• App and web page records
┏━━

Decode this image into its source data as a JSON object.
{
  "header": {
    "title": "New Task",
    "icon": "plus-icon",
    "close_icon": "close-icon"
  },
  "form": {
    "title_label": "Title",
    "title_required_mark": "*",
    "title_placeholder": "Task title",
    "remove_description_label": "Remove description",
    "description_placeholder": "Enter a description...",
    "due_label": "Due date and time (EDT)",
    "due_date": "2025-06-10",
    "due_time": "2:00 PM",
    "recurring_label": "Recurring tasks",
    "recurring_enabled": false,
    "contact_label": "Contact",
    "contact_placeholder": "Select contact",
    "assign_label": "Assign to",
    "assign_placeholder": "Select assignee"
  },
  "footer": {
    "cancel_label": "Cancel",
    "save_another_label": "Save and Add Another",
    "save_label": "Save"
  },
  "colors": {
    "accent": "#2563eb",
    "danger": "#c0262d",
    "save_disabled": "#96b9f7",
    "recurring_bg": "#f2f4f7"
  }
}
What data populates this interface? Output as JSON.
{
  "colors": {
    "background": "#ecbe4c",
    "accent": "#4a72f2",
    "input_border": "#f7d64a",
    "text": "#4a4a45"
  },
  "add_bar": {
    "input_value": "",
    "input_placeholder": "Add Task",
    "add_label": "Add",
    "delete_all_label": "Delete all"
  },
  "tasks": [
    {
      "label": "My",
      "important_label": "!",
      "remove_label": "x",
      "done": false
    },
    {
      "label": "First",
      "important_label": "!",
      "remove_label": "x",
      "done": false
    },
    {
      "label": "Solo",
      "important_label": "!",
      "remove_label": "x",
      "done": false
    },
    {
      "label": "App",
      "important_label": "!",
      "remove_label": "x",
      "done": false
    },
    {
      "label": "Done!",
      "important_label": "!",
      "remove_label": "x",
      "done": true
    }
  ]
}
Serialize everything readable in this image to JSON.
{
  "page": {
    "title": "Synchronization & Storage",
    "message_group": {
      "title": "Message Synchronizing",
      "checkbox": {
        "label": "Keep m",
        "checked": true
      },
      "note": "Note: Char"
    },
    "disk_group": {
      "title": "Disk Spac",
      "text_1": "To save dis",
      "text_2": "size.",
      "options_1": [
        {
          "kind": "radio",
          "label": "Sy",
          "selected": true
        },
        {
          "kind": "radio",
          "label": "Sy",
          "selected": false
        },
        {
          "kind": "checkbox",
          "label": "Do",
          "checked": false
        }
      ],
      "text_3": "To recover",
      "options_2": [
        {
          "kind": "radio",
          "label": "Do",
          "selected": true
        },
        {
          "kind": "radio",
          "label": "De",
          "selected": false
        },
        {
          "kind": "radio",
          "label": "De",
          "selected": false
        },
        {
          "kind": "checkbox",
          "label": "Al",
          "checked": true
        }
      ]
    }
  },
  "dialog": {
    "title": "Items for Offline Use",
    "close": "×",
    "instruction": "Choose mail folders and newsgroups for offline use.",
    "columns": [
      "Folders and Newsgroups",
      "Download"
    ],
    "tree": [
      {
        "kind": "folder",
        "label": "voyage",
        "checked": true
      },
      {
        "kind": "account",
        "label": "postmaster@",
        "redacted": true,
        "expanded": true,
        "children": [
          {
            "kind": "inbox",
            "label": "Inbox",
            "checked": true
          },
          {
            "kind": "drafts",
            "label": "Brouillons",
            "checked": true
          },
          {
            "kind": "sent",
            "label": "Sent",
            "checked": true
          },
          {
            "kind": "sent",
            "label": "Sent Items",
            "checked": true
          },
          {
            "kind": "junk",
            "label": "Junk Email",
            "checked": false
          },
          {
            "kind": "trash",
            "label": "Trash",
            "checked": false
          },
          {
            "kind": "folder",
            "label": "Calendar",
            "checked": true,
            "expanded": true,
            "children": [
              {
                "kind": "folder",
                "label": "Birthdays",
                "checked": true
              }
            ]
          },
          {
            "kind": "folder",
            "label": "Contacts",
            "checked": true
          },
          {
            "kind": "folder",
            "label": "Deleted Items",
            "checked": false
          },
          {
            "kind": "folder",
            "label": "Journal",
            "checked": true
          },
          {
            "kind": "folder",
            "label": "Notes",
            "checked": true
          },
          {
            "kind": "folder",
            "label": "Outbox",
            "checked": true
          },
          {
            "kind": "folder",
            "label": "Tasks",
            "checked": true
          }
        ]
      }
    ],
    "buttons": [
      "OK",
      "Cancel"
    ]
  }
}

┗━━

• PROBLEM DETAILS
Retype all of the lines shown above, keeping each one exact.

• ANSWER SECTION
Decode this image into its source data as a JSON object.
{
  "header": {
    "title": "New Task",
    "icon": "plus-icon",
    "close_icon": "close-icon"
  },
  "form": {
    "title_label": "Title",
    "title_required_mark": "*",
    "title_placeholder": "Task title",
    "remove_description_label": "Remove description",
    "description_placeholder": "Enter a description...",
    "due_label": "Due date and time (EDT)",
    "due_date": "2025-06-10",
    "due_time": "2:00 PM",
    "recurring_label": "Recurring tasks",
    "recurring_enabled": false,
    "contact_label": "Contact",
    "contact_placeholder": "Select contact",
    "assign_label": "Assign to",
    "assign_placeholder": "Select assignee"
  },
  "footer": {
    "cancel_label": "Cancel",
    "save_another_label": "Save and Add Another",
    "save_label": "Save"
  },
  "colors": {
    "accent": "#2563eb",
    "danger": "#c0262d",
    "save_disabled": "#96b9f7",
    "recurring_bg": "#f2f4f7"
  }
}
What data populates this interface? Output as JSON.
{
  "colors": {
    "background": "#ecbe4c",
    "accent": "#4a72f2",
    "input_border": "#f7d64a",
    "text": "#4a4a45"
  },
  "add_bar": {
    "input_value": "",
    "input_placeholder": "Add Task",
    "add_label": "Add",
    "delete_all_label": "Delete all"
  },
  "tasks": [
    {
      "label": "My",
      "important_label": "!",
      "remove_label": "x",
      "done": false
    },
    {
      "label": "First",
      "important_label": "!",
      "remove_label": "x",
      "done": false
    },
    {
      "label": "Solo",
      "important_label": "!",
      "remove_label": "x",
      "done": false
    },
    {
      "label": "App",
      "important_label": "!",
      "remove_label": "x",
      "done": false
    },
    {
      "label": "Done!",
      "important_label": "!",
      "remove_label": "x",
      "done": true
    }
  ]
}
Serialize everything readable in this image to JSON.
{
  "page": {
    "title": "Synchronization & Storage",
    "message_group": {
      "title": "Message Synchronizing",
      "checkbox": {
        "label": "Keep m",
        "checked": true
      },
      "note": "Note: Char"
    },
    "disk_group": {
      "title": "Disk Spac",
      "text_1": "To save dis",
      "text_2": "size.",
      "options_1": [
        {
          "kind": "radio",
          "label": "Sy",
          "selected": true
        },
        {
          "kind": "radio",
          "label": "Sy",
          "selected": false
        },
        {
          "kind": "checkbox",
          "label": "Do",
          "checked": false
        }
      ],
      "text_3": "To recover",
      "options_2": [
        {
          "kind": "radio",
          "label": "Do",
          "selected": true
        },
        {
          "kind": "radio",
          "label": "De",
          "selected": false
        },
        {
          "kind": "radio",
          "label": "De",
          "selected": false
        },
        {
          "kind": "checkbox",
          "label": "Al",
          "checked": true
        }
      ]
    }
  },
  "dialog": {
    "title": "Items for Offline Use",
    "close": "×",
    "instruction": "Choose mail folders and newsgroups for offline use.",
    "columns": [
      "Folders and Newsgroups",
      "Download"
    ],
    "tree": [
      {
        "kind": "folder",
        "label": "voyage",
        "checked": true
      },
      {
        "kind": "account",
        "label": "postmaster@",
        "redacted": true,
        "expanded": true,
        "children": [
          {
            "kind": "inbox",
            "label": "Inbox",
            "checked": true
          },
          {
            "kind": "drafts",
            "label": "Brouillons",
            "checked": true
          },
          {
            "kind": "sent",
            "label": "Sent",
            "checked": true
          },
          {
            "kind": "sent",
            "label": "Sent Items",
            "checked": true
          },
          {
            "kind": "junk",
            "label": "Junk Email",
            "checked": false
          },
          {
            "kind": "trash",
            "label": "Trash",
            "checked": false
          },
          {
            "kind": "folder",
            "label": "Calendar",
            "checked": true,
            "expanded": true,
            "children": [
              {
                "kind": "folder",
                "label": "Birthdays",
                "checked": true
              }
            ]
          },
          {
            "kind": "folder",
            "label": "Contacts",
            "checked": true
          },
          {
            "kind": "folder",
            "label": "Deleted Items",
            "checked": false
          },
          {
            "kind": "folder",
            "label": "Journal",
            "checked": true
          },
          {
            "kind": "folder",
            "label": "Notes",
            "checked": true
          },
          {
            "kind": "folder",
            "label": "Outbox",
            "checked": true
          },
          {
            "kind": "folder",
            "label": "Tasks",
            "checked": true
          }
        ]
      }
    ],
    "buttons": [
      "OK",
      "Cancel"
    ]
  }
}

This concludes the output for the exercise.